→ **Task goal**
Answer with only the number of lines below where "your" appears.

→ **Source material**
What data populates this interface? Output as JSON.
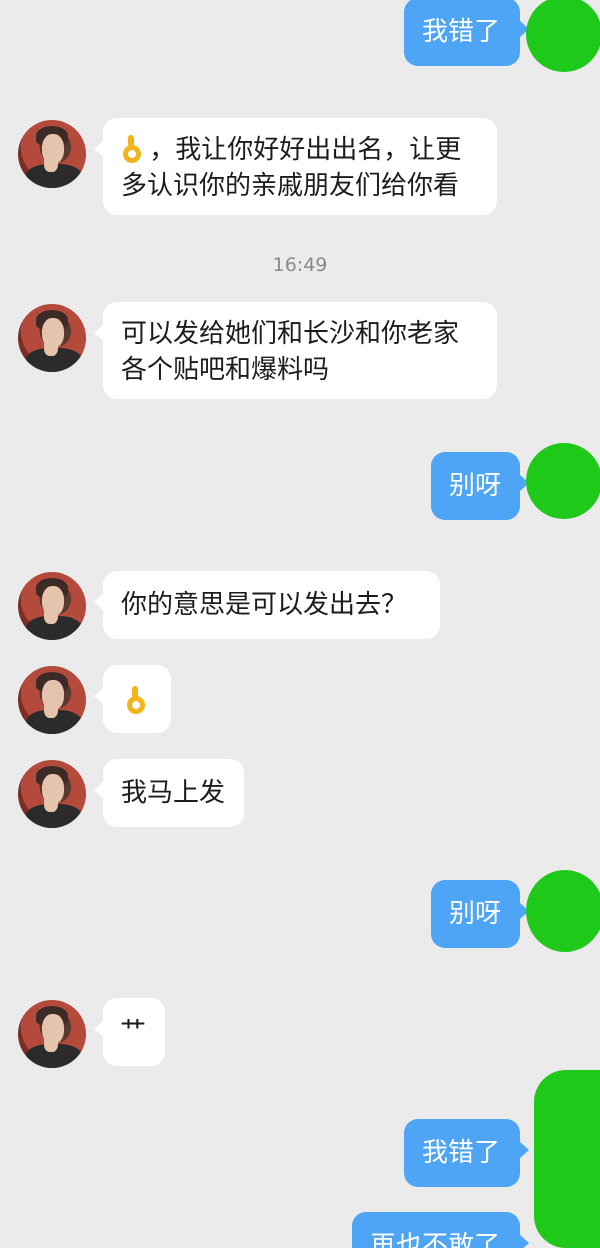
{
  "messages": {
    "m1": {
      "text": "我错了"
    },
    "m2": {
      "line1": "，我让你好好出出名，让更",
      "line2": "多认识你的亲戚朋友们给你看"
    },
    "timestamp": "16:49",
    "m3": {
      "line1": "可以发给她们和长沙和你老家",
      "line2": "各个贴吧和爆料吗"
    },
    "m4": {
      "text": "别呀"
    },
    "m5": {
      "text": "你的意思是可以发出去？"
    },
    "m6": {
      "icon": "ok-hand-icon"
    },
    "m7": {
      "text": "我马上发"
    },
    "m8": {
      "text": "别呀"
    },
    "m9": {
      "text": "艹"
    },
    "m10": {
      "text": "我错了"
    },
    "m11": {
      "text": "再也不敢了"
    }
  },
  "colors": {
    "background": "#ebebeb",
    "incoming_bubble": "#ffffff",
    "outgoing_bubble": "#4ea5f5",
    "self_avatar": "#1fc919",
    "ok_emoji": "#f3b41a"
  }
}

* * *

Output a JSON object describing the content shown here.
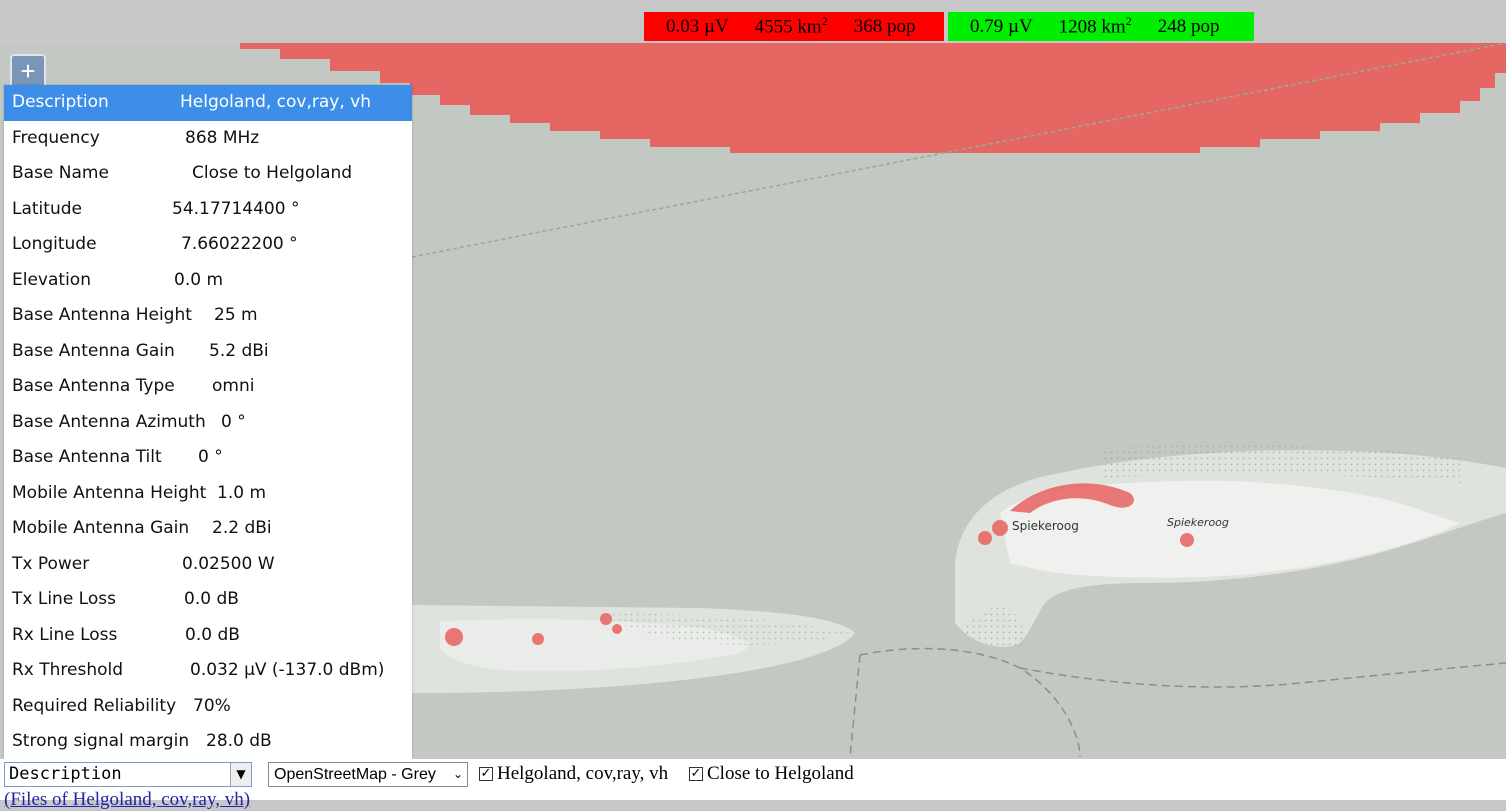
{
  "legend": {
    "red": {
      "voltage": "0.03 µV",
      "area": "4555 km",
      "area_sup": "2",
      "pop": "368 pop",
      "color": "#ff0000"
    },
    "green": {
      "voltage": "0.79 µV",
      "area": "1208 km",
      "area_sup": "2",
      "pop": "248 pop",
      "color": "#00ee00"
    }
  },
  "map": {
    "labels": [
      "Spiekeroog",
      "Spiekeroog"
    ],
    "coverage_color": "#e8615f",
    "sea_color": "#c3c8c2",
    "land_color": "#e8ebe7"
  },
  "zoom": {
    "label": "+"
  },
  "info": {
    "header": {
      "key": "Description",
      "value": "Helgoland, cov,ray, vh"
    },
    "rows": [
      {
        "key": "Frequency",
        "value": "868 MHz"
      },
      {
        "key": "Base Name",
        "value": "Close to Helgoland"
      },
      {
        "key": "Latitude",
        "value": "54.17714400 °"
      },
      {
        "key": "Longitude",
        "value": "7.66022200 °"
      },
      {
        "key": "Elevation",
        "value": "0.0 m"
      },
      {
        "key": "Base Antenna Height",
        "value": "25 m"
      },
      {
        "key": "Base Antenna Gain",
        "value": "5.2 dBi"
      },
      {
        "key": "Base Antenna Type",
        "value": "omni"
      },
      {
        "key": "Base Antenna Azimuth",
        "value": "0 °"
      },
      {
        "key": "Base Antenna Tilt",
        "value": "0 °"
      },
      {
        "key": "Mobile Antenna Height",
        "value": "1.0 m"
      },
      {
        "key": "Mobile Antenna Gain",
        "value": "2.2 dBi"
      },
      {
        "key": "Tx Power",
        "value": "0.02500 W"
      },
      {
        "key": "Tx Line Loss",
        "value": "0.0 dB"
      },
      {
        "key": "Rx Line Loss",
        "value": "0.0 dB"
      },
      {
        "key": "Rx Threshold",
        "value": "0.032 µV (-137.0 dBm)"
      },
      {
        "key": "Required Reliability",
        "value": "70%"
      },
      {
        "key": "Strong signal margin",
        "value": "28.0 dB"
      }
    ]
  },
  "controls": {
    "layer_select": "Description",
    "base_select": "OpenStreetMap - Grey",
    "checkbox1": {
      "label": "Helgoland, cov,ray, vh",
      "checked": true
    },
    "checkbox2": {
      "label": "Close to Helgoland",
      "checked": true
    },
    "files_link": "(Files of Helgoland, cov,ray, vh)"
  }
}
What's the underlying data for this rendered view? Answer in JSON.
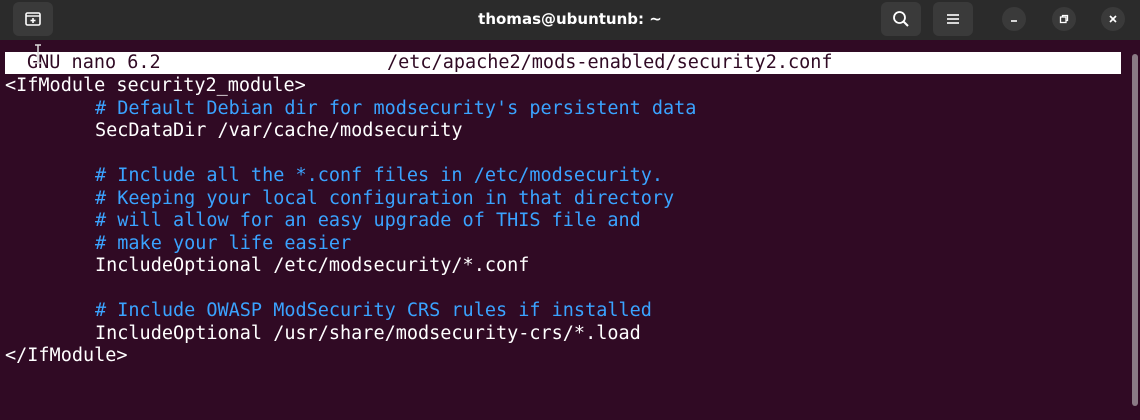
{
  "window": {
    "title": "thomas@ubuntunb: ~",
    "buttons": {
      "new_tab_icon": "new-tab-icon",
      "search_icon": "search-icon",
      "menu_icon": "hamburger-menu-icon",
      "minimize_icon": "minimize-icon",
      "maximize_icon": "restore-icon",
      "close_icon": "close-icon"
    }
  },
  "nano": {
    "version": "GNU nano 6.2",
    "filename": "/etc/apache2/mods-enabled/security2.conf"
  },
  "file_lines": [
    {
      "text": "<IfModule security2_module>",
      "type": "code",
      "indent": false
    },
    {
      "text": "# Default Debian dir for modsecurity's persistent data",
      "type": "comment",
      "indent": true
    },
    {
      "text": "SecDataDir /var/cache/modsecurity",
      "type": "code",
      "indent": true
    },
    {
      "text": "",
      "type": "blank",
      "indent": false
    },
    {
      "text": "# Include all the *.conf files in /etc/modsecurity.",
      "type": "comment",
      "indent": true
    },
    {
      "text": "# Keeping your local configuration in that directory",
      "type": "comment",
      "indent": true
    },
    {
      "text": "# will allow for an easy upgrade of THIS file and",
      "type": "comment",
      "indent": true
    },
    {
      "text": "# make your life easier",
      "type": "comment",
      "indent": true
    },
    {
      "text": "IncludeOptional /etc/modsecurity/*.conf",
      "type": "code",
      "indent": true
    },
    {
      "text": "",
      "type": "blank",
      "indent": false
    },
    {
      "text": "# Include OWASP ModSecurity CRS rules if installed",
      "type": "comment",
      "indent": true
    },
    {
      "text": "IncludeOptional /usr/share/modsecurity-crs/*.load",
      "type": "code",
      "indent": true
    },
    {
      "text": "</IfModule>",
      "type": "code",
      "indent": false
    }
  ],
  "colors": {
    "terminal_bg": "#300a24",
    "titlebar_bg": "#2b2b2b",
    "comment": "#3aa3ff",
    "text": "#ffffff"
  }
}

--

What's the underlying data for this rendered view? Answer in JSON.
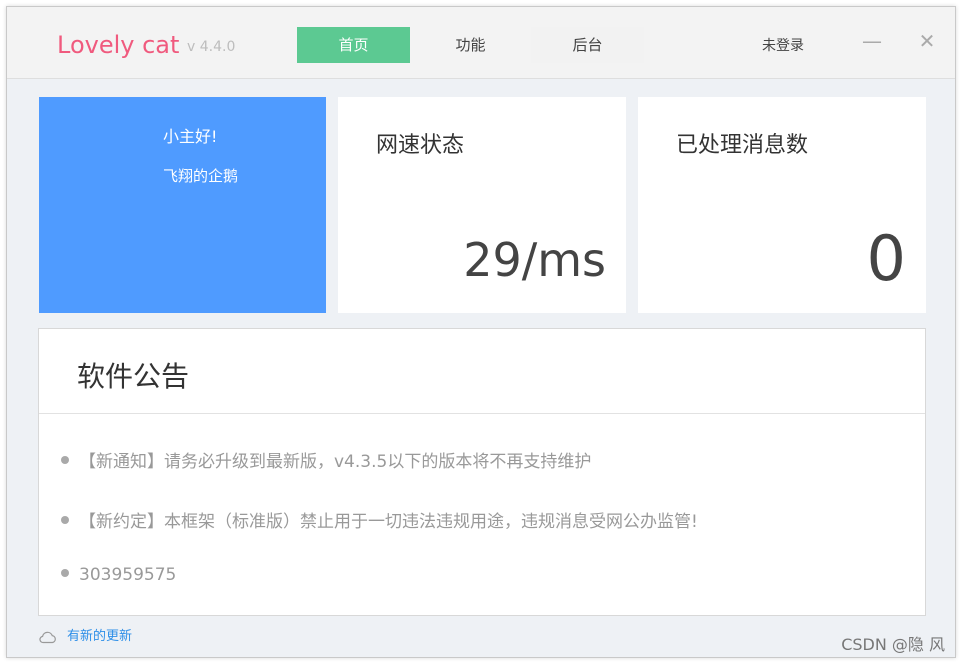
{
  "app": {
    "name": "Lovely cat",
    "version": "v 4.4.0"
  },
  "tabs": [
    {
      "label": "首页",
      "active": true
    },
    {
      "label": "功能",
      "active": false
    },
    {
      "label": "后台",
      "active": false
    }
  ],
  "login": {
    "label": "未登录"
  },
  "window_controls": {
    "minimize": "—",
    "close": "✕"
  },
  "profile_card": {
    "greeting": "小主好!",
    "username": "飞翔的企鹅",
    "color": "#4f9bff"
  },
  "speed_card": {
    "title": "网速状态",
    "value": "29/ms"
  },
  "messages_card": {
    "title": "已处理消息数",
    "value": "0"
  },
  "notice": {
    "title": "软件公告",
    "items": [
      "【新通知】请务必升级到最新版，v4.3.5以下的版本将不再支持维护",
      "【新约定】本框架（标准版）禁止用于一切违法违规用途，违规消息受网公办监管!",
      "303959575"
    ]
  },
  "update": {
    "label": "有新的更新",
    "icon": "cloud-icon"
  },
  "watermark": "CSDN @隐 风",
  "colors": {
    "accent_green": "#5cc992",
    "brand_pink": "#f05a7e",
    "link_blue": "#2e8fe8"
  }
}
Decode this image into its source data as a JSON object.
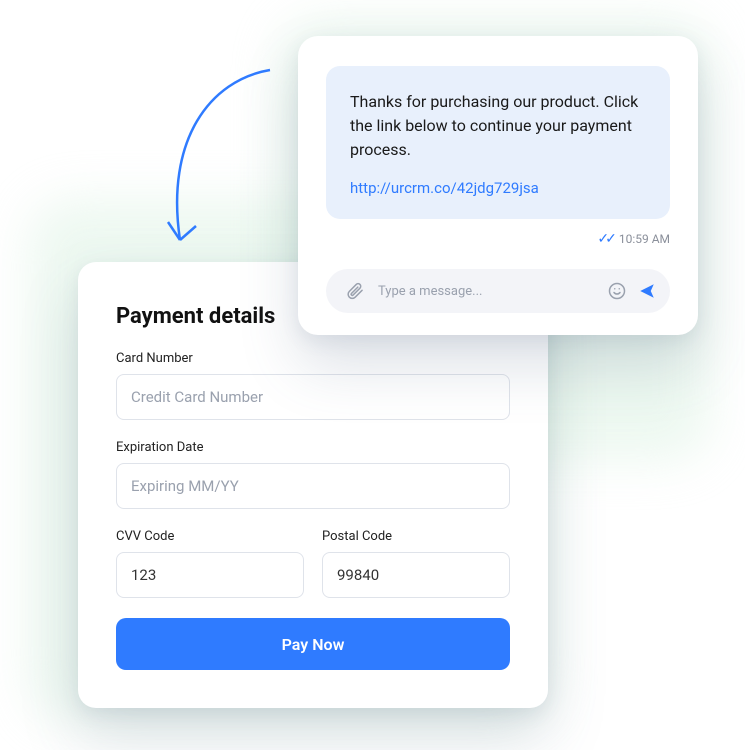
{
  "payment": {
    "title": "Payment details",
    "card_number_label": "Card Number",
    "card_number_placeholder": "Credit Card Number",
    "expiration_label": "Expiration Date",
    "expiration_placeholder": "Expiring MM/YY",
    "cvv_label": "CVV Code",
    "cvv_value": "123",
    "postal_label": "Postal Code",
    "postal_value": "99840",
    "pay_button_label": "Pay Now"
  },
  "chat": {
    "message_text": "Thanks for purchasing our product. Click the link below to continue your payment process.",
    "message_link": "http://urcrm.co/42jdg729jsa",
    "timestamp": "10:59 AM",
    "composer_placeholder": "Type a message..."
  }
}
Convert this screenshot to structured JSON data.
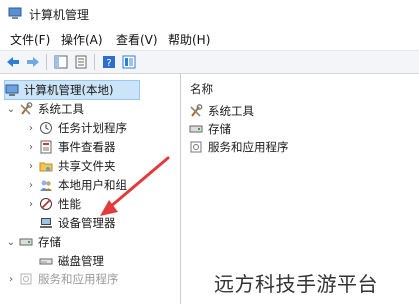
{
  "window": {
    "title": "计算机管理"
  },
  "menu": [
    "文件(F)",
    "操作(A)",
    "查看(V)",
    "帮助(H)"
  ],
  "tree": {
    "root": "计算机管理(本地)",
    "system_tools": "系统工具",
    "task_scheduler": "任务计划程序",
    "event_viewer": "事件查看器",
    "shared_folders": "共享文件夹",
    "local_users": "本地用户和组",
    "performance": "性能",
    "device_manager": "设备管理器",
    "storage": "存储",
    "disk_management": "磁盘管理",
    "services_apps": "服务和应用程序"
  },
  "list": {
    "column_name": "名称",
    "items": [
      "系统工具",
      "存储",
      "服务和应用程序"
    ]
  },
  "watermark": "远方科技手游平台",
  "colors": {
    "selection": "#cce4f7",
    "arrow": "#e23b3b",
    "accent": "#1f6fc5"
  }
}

→ **Answer to this exercise**
3